» **MATERIAL SUPPLIED**
•••••

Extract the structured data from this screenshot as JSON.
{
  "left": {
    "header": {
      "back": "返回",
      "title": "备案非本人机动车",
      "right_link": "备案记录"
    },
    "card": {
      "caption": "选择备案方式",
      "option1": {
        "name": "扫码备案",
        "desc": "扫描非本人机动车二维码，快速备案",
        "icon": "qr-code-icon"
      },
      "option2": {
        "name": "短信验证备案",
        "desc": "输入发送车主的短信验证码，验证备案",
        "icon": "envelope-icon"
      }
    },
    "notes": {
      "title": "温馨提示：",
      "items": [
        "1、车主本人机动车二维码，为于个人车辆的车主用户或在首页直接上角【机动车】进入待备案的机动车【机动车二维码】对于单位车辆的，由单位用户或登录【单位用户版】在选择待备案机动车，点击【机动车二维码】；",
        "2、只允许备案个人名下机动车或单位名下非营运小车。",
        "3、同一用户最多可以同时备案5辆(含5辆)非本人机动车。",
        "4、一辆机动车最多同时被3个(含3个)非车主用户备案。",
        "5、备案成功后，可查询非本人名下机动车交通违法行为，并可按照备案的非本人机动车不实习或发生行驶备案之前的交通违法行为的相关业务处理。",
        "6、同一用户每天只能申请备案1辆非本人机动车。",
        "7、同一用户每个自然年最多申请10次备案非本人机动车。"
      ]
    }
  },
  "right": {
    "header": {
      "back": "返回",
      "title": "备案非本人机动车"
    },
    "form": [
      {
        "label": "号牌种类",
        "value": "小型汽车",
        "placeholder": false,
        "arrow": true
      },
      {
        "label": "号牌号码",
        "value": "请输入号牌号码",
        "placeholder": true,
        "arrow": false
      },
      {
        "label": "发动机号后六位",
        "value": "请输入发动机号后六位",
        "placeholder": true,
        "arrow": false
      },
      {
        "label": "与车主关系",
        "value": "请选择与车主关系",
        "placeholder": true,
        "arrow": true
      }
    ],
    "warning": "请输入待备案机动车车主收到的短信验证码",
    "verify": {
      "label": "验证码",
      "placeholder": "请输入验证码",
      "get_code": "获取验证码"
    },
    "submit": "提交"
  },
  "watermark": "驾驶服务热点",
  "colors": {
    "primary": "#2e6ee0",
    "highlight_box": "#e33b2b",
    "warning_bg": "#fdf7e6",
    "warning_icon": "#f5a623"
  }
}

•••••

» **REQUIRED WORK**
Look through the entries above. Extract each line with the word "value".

» **SOLUTION TO THIS TASK**
        "value": "小型汽车",
        "value": "请输入号牌号码",
        "value": "请输入发动机号后六位",
        "value": "请选择与车主关系",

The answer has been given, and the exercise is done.